EXERCISE OBJECTIVE: Return all lines of the listing below that carry the word "this".

DATA SHOWN:
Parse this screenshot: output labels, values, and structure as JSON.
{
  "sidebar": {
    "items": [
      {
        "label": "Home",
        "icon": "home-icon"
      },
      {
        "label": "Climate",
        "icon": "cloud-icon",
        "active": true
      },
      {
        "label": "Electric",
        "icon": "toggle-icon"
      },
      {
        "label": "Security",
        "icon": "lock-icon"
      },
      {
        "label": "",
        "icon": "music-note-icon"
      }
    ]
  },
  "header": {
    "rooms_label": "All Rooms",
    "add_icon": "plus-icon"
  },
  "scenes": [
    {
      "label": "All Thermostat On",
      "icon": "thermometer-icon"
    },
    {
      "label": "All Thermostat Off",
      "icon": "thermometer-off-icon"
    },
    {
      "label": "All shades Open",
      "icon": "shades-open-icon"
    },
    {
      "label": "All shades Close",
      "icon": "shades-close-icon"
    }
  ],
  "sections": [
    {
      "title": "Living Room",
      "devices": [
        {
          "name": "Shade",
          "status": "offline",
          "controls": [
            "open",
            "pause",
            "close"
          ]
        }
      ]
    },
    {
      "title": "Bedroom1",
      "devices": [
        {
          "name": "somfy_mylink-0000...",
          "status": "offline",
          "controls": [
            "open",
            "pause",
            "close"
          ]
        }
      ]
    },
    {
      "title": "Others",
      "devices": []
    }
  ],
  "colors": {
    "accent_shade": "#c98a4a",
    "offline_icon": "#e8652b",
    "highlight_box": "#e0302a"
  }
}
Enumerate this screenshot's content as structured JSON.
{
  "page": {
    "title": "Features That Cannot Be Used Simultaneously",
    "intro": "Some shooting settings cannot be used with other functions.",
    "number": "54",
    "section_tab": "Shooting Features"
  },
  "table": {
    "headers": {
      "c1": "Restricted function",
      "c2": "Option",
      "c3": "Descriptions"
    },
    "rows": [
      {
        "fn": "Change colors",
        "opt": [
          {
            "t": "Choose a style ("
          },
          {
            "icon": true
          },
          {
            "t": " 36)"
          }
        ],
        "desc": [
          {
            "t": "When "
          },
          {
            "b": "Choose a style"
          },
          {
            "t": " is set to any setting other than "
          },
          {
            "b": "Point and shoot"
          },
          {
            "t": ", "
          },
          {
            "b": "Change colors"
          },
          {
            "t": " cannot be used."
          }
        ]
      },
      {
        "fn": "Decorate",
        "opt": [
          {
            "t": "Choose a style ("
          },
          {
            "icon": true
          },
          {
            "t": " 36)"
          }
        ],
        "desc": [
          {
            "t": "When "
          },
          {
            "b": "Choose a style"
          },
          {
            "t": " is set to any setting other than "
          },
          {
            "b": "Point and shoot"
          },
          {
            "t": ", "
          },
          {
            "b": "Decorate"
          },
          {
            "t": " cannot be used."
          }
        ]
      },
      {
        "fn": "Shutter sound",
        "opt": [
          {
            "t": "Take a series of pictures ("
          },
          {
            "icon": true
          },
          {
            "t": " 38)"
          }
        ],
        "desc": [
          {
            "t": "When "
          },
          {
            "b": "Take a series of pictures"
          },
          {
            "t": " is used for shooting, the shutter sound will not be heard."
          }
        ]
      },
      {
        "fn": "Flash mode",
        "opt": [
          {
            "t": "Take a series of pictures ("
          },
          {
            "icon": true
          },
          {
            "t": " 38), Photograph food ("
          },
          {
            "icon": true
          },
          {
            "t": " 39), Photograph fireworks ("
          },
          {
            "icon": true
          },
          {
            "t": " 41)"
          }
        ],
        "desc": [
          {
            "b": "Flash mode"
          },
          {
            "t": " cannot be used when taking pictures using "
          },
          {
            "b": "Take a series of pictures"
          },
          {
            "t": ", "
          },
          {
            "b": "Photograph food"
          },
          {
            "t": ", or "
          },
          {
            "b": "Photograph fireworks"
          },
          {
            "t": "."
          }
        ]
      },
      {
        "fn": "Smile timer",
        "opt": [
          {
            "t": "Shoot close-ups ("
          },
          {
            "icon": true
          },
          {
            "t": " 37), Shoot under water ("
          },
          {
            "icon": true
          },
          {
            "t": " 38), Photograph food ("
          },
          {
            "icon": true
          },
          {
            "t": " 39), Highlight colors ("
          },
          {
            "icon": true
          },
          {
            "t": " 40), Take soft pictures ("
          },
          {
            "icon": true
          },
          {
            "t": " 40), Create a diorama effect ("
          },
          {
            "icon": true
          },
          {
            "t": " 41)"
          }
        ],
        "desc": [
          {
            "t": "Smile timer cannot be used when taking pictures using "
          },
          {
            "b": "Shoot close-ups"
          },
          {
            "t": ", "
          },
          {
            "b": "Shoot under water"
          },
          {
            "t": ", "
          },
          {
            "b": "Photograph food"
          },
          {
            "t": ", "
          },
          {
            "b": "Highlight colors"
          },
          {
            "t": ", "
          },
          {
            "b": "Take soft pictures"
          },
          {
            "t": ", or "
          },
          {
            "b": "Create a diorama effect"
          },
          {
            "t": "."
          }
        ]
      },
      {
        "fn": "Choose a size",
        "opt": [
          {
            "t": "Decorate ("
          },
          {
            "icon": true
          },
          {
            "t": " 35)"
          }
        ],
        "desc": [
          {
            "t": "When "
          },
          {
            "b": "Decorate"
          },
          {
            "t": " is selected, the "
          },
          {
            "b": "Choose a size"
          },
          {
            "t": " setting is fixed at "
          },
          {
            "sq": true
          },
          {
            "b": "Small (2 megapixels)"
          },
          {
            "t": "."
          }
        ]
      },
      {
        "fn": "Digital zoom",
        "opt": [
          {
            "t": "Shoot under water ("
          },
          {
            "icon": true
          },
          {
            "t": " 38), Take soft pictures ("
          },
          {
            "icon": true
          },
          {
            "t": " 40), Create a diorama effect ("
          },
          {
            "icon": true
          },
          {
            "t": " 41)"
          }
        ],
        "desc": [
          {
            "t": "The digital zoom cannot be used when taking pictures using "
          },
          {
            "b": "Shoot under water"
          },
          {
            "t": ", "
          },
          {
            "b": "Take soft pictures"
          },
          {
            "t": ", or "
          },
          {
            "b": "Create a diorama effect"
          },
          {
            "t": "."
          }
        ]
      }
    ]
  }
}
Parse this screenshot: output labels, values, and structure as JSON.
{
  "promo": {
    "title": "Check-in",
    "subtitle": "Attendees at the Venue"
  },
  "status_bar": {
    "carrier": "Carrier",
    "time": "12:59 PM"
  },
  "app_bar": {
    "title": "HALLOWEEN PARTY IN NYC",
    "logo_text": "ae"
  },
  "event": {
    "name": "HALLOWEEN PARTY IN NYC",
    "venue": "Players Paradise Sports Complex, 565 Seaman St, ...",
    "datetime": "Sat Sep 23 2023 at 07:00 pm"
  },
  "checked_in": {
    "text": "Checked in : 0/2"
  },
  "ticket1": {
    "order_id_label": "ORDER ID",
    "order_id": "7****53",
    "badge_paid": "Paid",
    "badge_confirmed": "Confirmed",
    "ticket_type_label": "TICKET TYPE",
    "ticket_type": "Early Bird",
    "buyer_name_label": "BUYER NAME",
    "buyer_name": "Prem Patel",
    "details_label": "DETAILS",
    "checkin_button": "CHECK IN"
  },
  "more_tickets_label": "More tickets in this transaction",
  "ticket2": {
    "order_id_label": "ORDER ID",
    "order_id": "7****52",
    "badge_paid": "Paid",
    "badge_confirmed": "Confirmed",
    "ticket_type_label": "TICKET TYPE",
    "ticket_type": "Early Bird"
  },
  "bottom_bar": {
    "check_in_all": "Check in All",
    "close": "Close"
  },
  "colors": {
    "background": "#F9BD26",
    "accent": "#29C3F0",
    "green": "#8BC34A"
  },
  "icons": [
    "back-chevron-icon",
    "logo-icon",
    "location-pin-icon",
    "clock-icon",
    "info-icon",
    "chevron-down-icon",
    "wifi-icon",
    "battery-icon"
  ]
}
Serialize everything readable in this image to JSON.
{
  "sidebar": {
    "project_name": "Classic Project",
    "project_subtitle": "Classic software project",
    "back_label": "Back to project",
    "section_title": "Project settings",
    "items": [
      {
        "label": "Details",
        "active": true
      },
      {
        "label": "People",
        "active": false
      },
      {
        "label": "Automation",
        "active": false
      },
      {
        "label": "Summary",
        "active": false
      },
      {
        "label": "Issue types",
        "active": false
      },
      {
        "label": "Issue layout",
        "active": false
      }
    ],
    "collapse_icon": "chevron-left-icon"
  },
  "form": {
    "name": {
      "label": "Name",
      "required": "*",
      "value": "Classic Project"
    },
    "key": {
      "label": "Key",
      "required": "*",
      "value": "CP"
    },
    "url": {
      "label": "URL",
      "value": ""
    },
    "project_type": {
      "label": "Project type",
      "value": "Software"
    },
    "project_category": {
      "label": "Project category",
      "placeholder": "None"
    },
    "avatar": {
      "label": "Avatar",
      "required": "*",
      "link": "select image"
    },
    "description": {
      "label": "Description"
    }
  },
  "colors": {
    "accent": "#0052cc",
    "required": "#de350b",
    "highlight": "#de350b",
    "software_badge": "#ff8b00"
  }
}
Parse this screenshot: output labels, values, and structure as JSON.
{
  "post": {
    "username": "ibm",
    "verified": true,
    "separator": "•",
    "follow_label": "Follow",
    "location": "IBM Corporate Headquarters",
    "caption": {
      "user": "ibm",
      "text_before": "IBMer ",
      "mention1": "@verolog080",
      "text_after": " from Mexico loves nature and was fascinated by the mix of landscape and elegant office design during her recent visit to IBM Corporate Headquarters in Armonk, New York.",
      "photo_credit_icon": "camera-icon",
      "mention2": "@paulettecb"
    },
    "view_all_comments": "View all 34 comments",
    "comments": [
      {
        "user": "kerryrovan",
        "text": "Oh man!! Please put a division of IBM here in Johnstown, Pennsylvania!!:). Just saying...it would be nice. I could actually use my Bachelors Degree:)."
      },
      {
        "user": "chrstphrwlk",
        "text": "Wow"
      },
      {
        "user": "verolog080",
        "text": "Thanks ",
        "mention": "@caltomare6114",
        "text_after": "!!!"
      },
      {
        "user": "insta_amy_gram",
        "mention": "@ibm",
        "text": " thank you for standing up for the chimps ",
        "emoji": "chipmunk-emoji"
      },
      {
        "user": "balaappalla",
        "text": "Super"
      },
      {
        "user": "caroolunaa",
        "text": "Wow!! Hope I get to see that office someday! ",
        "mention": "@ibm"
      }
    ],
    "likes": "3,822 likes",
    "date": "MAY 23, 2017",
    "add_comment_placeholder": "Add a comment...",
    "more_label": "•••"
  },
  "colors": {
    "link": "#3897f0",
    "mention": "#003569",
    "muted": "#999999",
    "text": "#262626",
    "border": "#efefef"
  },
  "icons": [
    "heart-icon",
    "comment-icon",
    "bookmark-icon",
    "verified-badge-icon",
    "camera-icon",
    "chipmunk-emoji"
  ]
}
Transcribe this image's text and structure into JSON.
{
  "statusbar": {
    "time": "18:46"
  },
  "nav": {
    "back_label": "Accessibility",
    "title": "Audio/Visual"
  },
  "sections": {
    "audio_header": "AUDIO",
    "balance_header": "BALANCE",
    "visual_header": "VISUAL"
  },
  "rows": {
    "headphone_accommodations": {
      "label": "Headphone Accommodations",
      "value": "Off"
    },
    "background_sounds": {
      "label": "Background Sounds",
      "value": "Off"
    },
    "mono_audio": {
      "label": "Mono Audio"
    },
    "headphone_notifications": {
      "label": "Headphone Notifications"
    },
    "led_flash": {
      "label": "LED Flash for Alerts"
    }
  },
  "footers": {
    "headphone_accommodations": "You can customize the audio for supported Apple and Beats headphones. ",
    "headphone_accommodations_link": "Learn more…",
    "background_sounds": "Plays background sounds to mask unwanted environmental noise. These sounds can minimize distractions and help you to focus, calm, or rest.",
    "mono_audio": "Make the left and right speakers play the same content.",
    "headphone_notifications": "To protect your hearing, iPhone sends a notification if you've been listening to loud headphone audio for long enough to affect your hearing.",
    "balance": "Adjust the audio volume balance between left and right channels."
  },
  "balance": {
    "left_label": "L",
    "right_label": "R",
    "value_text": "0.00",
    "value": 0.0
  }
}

EXERCISE OUTPUT:
Parse this screenshot: output labels, values, and structure as JSON.
Enumerate this screenshot's content as structured JSON.
Parse this screenshot: output labels, values, and structure as JSON.
  "more_tickets_label": "More tickets in this transaction",
Serialize everything readable in this image to JSON.
Parse this screenshot: output labels, values, and structure as JSON.
Transcribe this image's text and structure into JSON.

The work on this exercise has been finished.